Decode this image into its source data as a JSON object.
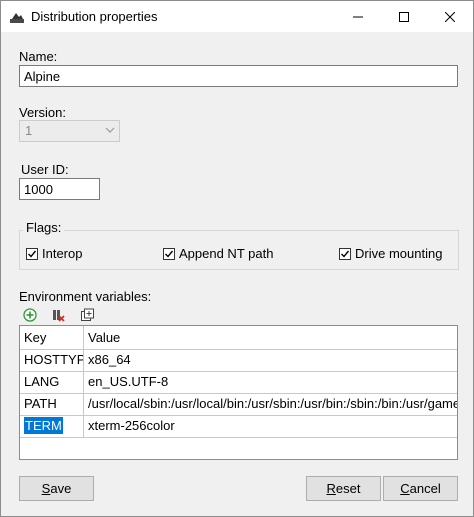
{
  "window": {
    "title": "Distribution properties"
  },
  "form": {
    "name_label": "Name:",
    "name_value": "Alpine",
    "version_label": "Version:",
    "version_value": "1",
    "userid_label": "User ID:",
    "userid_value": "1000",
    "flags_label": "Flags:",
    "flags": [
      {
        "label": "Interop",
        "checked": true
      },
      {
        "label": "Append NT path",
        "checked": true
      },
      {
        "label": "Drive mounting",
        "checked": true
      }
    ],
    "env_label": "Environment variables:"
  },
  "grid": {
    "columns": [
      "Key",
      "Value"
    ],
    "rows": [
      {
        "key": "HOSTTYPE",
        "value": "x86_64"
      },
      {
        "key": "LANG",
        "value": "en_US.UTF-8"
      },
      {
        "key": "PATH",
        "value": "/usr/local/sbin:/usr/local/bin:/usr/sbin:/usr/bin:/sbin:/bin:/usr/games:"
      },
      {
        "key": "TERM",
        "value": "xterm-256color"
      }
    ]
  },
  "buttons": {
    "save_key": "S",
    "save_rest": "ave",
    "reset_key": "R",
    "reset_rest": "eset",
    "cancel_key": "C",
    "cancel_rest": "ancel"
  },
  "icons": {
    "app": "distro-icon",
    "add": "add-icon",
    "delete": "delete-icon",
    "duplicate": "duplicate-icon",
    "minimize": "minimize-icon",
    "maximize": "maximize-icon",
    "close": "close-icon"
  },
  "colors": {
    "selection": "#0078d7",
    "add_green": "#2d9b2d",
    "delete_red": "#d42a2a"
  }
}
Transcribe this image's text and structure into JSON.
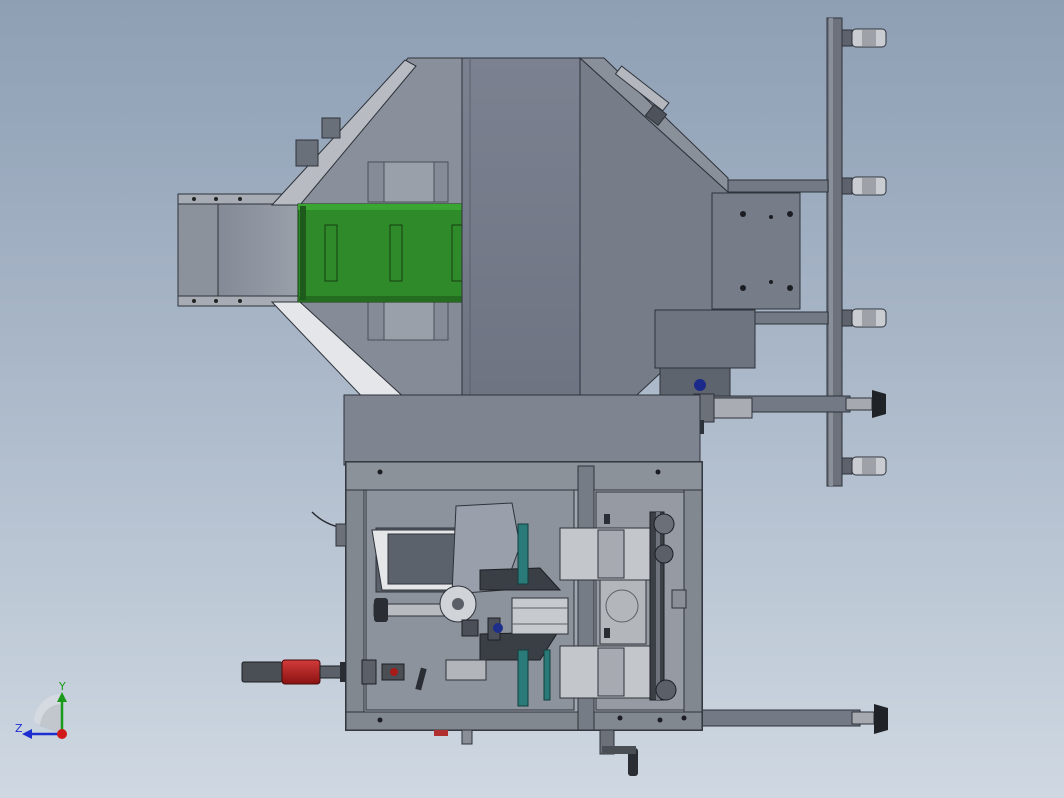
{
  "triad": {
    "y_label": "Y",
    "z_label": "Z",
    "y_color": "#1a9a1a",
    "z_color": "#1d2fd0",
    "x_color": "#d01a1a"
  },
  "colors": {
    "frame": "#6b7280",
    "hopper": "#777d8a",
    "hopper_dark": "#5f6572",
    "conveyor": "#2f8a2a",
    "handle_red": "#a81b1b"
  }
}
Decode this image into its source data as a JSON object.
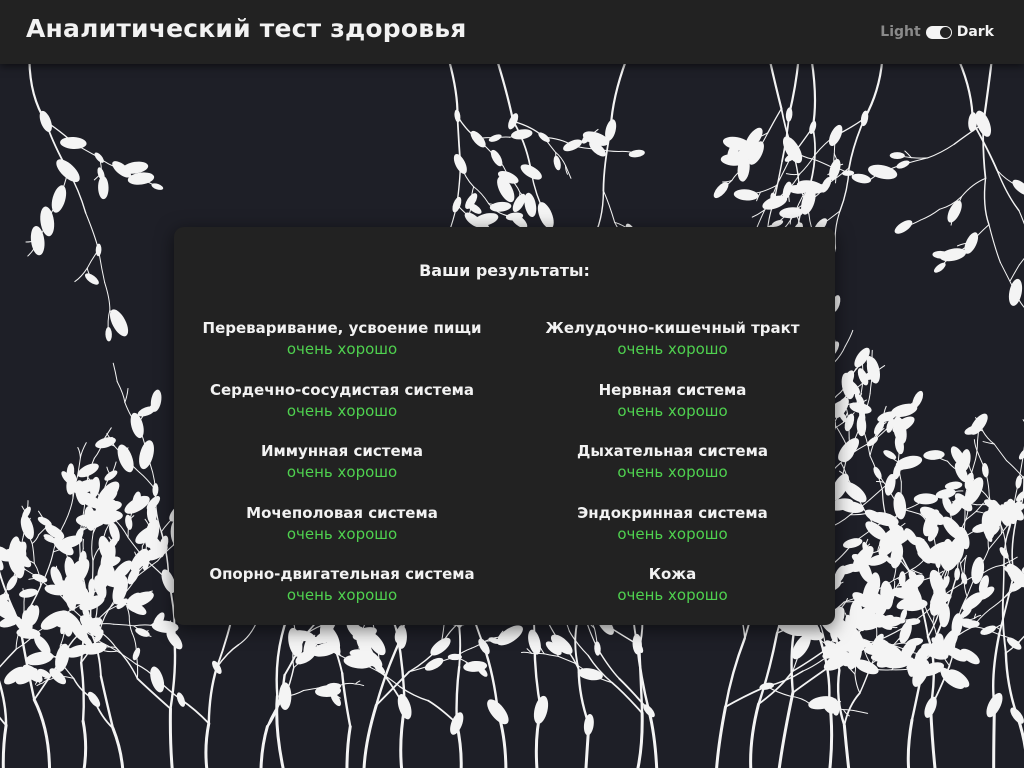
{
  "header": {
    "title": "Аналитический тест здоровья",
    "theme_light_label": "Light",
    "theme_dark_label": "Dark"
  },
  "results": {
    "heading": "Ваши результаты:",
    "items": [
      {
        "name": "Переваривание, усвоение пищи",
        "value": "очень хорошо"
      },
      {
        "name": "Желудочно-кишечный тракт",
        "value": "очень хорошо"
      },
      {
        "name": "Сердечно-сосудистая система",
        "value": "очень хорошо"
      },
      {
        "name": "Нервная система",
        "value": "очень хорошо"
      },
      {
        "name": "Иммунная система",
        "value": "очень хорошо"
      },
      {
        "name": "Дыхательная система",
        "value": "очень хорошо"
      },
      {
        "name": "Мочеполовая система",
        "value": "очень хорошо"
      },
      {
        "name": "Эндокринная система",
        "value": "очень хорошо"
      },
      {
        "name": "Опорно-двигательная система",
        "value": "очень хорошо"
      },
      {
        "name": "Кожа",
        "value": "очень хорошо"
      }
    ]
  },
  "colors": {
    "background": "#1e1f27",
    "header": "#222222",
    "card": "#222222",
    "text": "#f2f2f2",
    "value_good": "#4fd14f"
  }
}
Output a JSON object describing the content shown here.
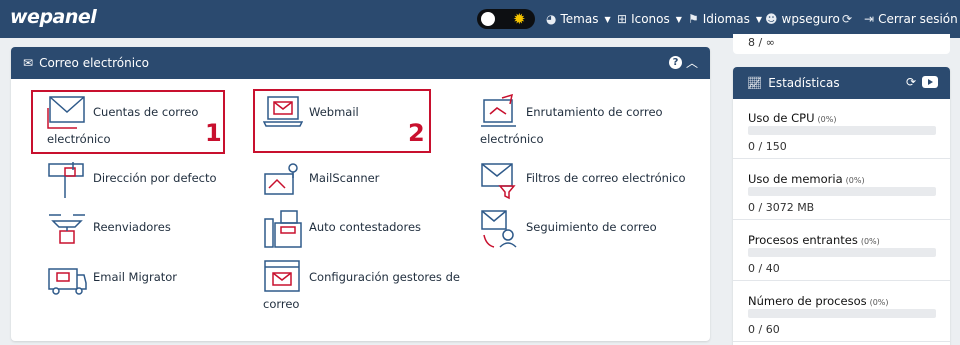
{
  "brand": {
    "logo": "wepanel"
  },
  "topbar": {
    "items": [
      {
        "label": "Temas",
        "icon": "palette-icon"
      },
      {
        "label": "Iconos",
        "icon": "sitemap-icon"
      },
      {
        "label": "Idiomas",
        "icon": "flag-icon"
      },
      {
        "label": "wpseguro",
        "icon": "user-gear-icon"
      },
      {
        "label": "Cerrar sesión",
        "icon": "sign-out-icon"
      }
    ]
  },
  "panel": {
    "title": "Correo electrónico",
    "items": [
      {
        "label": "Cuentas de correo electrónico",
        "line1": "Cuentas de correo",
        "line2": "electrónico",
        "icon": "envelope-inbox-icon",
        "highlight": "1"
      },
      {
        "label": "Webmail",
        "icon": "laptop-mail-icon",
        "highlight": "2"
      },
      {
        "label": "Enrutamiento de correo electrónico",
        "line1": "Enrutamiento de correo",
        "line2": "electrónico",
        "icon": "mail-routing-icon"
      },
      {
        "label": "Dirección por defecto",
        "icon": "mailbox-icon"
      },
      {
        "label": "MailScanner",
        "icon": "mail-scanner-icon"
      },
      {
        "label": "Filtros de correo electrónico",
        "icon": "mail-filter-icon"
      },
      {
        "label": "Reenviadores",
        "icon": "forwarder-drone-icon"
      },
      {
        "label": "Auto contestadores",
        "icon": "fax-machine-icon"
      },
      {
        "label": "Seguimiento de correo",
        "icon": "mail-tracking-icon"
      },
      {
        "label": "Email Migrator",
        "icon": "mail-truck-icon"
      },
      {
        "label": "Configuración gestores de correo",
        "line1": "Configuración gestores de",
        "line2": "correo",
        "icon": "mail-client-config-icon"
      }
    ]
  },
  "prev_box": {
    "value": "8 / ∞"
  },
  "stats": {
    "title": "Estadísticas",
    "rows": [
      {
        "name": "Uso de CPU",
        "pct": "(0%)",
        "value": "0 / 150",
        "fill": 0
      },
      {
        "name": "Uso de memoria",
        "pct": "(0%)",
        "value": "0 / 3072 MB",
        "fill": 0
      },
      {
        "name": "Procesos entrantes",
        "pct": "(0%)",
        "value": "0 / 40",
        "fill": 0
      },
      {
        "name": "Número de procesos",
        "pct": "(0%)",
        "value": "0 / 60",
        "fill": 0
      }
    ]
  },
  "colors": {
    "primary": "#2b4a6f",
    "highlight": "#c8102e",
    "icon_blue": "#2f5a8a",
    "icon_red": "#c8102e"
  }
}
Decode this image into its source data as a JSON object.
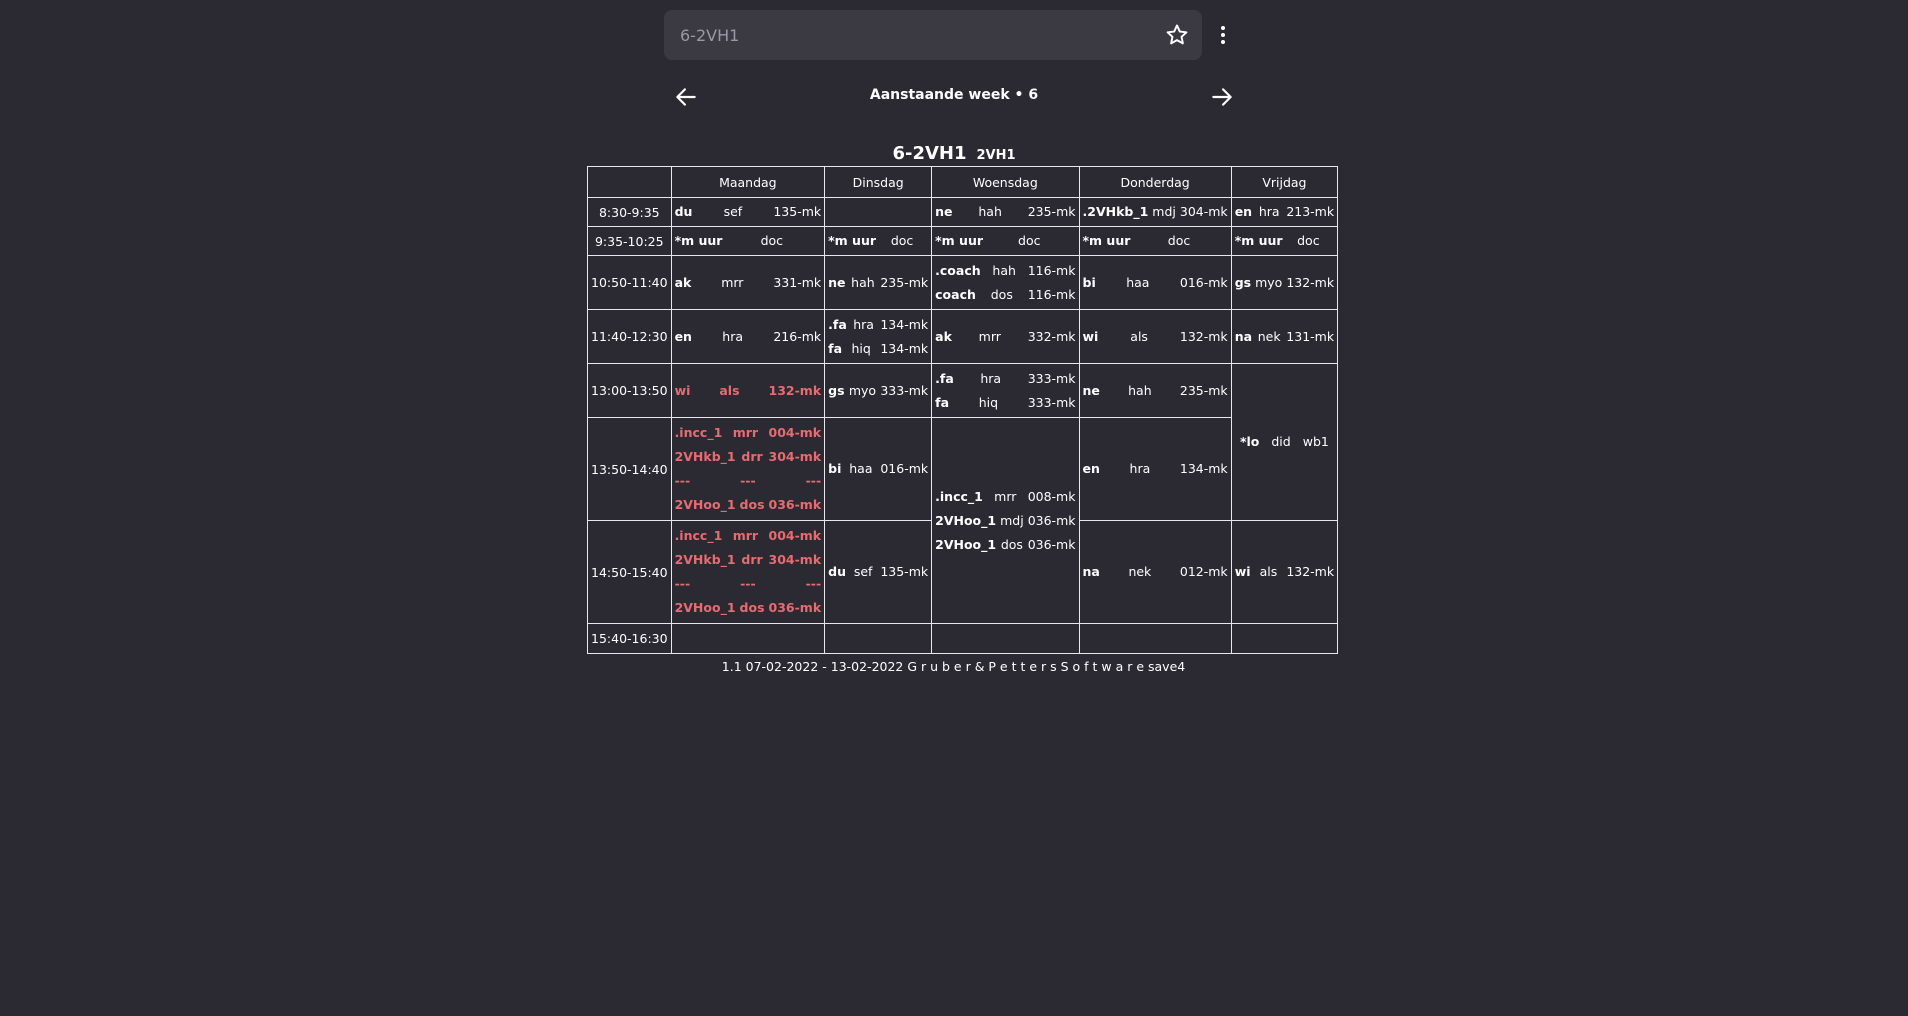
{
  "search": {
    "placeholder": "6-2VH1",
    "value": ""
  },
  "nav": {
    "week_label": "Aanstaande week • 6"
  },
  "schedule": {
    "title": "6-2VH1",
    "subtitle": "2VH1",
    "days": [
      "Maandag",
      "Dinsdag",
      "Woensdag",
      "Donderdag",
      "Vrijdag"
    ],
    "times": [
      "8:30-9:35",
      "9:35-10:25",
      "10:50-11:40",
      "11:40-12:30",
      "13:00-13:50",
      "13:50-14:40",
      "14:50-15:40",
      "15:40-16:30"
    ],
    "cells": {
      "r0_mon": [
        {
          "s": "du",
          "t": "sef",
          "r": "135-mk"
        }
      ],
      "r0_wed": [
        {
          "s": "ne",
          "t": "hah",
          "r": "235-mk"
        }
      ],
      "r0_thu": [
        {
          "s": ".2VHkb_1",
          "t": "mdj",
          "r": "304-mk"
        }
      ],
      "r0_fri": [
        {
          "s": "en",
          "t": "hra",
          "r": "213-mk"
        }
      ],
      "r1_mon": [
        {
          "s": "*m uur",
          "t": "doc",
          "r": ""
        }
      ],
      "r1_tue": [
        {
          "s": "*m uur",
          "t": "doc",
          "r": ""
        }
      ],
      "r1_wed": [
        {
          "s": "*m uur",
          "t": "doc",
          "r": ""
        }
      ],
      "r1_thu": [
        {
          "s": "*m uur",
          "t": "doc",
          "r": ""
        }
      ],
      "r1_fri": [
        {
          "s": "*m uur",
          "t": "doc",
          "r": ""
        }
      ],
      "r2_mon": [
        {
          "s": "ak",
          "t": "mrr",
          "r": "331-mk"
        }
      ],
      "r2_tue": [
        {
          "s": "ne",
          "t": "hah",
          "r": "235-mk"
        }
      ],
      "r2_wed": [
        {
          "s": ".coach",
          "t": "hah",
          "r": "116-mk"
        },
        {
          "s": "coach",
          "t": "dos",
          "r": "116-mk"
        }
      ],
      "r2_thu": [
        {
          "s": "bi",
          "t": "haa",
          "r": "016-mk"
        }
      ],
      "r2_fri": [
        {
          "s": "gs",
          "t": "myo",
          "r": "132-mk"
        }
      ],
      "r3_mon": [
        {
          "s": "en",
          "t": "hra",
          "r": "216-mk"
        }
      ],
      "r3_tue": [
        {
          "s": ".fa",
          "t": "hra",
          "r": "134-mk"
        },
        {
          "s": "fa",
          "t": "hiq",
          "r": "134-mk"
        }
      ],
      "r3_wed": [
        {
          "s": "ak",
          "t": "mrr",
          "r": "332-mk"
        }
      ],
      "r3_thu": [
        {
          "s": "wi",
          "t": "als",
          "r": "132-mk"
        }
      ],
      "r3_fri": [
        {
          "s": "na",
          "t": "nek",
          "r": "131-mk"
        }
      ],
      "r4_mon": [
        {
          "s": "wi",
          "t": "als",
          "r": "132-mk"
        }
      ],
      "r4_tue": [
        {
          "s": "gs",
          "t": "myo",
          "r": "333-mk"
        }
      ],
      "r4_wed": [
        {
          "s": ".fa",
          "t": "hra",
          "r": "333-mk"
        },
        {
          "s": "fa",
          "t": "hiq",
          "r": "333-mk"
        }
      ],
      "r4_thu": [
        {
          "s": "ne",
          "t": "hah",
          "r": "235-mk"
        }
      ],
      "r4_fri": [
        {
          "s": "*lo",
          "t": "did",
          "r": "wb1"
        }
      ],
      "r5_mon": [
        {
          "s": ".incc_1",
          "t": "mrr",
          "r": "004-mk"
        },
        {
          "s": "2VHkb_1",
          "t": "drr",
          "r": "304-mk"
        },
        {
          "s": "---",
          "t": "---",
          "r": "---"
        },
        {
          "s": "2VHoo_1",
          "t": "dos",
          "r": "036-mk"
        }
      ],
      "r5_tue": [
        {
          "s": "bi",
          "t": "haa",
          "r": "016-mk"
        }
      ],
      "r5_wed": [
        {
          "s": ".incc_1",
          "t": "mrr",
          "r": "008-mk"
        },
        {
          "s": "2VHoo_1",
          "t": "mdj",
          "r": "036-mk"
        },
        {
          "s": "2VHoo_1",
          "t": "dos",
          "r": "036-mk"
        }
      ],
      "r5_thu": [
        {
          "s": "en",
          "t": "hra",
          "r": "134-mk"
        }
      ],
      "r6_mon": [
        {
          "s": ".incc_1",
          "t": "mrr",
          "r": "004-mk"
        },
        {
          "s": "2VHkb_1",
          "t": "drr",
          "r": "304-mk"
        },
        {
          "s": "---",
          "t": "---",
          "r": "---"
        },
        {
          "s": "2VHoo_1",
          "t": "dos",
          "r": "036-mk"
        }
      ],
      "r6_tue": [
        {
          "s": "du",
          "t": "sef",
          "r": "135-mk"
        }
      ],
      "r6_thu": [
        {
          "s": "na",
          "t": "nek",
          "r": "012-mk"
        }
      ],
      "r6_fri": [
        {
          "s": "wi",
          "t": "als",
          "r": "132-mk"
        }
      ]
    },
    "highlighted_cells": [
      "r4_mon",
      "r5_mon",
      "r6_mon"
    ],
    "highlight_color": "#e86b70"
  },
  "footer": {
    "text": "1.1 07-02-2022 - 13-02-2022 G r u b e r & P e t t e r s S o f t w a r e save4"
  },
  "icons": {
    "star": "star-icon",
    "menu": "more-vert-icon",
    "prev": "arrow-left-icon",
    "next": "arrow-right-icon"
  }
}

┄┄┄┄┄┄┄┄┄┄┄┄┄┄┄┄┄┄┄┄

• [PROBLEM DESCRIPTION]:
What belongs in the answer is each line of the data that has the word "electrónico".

• [REPLY TO THE EXERCISE]:
    "title": "Correo electrónico",
        "label": "Cuentas de correo electrónico",
        "line2": "electrónico",
        "label": "Enrutamiento de correo electrónico",
        "line2": "electrónico",
        "label": "Filtros de correo electrónico",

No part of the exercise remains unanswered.